Durham Public Schools in North Carolina faced a significant staffing shortage, which led to the closure of 12 schools. This decision was made due to ongoing pay disputes and concerns voiced by several educators at a rally held at the Staff Development Center on Hillandale Road. The closed schools included Hillside, YE Smith, Whitted School, Lyons Farm, Forest View, Lakewood Elementary, Lucas Middle, Spring Valley, Riverside, Northern, Jordan, and Githens.

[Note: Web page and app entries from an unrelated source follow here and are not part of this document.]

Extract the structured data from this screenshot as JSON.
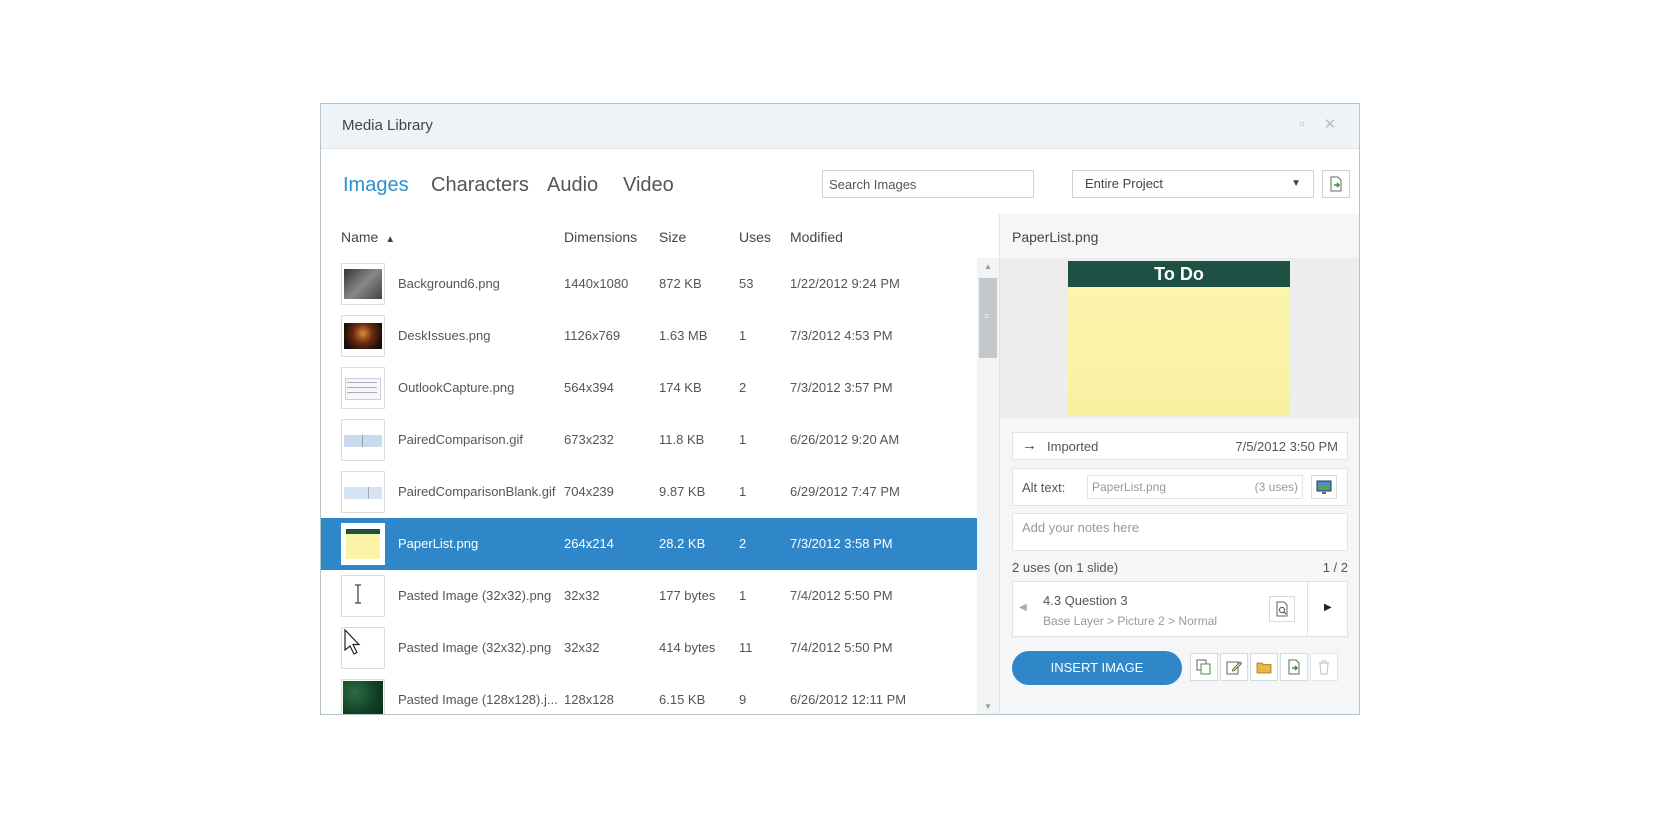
{
  "window": {
    "title": "Media Library"
  },
  "tabs": [
    {
      "label": "Images",
      "active": true
    },
    {
      "label": "Characters",
      "active": false
    },
    {
      "label": "Audio",
      "active": false
    },
    {
      "label": "Video",
      "active": false
    }
  ],
  "search": {
    "placeholder": "Search Images"
  },
  "scope": {
    "value": "Entire Project"
  },
  "table": {
    "columns": {
      "name": "Name",
      "dimensions": "Dimensions",
      "size": "Size",
      "uses": "Uses",
      "modified": "Modified"
    },
    "sort_indicator": "▲",
    "rows": [
      {
        "name": "Background6.png",
        "dimensions": "1440x1080",
        "size": "872 KB",
        "uses": "53",
        "modified": "1/22/2012 9:24 PM"
      },
      {
        "name": "DeskIssues.png",
        "dimensions": "1126x769",
        "size": "1.63 MB",
        "uses": "1",
        "modified": "7/3/2012 4:53 PM"
      },
      {
        "name": "OutlookCapture.png",
        "dimensions": "564x394",
        "size": "174 KB",
        "uses": "2",
        "modified": "7/3/2012 3:57 PM"
      },
      {
        "name": "PairedComparison.gif",
        "dimensions": "673x232",
        "size": "11.8 KB",
        "uses": "1",
        "modified": "6/26/2012 9:20 AM"
      },
      {
        "name": "PairedComparisonBlank.gif",
        "dimensions": "704x239",
        "size": "9.87 KB",
        "uses": "1",
        "modified": "6/29/2012 7:47 PM"
      },
      {
        "name": "PaperList.png",
        "dimensions": "264x214",
        "size": "28.2 KB",
        "uses": "2",
        "modified": "7/3/2012 3:58 PM"
      },
      {
        "name": "Pasted Image (32x32).png",
        "dimensions": "32x32",
        "size": "177 bytes",
        "uses": "1",
        "modified": "7/4/2012 5:50 PM"
      },
      {
        "name": "Pasted Image (32x32).png",
        "dimensions": "32x32",
        "size": "414 bytes",
        "uses": "11",
        "modified": "7/4/2012 5:50 PM"
      },
      {
        "name": "Pasted Image (128x128).j...",
        "dimensions": "128x128",
        "size": "6.15 KB",
        "uses": "9",
        "modified": "6/26/2012 12:11 PM"
      }
    ],
    "selected_index": 5
  },
  "detail": {
    "filename": "PaperList.png",
    "preview_heading": "To Do",
    "imported_label": "Imported",
    "imported_date": "7/5/2012 3:50 PM",
    "alt_label": "Alt text:",
    "alt_value": "PaperList.png",
    "alt_uses": "(3 uses)",
    "notes_placeholder": "Add your notes here",
    "uses_summary": "2 uses (on 1 slide)",
    "pager": "1 / 2",
    "slide_title": "4.3 Question 3",
    "slide_path": "Base Layer > Picture 2 > Normal",
    "insert_label": "INSERT IMAGE"
  },
  "colors": {
    "accent": "#2f86c8",
    "tab_active": "#2f8fd0",
    "note_header": "#1f5044",
    "note_body": "#fdf6b0"
  }
}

The educators demanded better pay conditions, and the president of the DPS Board of Education, Bettina Umstead, issued a statement apologizing for the pay confusion. She promised that employees would be able to keep the pay they received in 2023, as well as the higher pay rate for January 2024. Umstead emphasized that the DPS values each and every one of its employees and is working hard to resolve the issue.
The staffing shortage was exacerbated by a miscalculation of years of service when granting raises last year, leading to some workers being overpaid. This led to sporadic work absences and disruptions to the school system, including canceled bus routes. Many classified staff members, such as those working in maintenance, landscaping, or cafeterias, were affected by the elimination of pay increases, causing widespread anger.
Employees argued that the payments they received were correct and based on relevant work experience. However, a recent change in DPS policy on how relevant work experience was calculated caused many employees to lose those raises.
The ongoing pay dispute and staffing shortage have had a significant impact on the Durham Public Schools, leading to closures and disruptions. The DPS is working to address the concerns of its employees and resolve the issue to ensure the smooth operation of the school system.
Image Source: www.univision.com
Education, Local, Politics